Source data:
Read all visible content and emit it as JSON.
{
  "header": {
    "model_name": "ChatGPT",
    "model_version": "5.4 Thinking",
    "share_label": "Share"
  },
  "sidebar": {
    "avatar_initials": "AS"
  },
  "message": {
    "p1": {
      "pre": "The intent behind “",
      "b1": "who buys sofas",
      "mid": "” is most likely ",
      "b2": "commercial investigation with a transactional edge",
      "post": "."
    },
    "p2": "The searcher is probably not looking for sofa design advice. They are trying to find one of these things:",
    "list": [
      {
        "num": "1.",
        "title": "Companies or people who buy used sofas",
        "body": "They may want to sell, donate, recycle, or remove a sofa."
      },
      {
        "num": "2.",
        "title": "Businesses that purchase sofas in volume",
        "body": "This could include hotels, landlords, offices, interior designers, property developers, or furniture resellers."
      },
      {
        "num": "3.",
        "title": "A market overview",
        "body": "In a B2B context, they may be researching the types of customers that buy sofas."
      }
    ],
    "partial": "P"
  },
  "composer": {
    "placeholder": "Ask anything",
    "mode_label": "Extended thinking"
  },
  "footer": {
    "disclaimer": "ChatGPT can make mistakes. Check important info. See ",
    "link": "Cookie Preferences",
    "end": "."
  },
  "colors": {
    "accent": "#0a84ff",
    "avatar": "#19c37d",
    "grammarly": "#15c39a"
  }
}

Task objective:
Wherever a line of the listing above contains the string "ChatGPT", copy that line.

Task response:
    "model_name": "ChatGPT",
    "disclaimer": "ChatGPT can make mistakes. Check important info. See ",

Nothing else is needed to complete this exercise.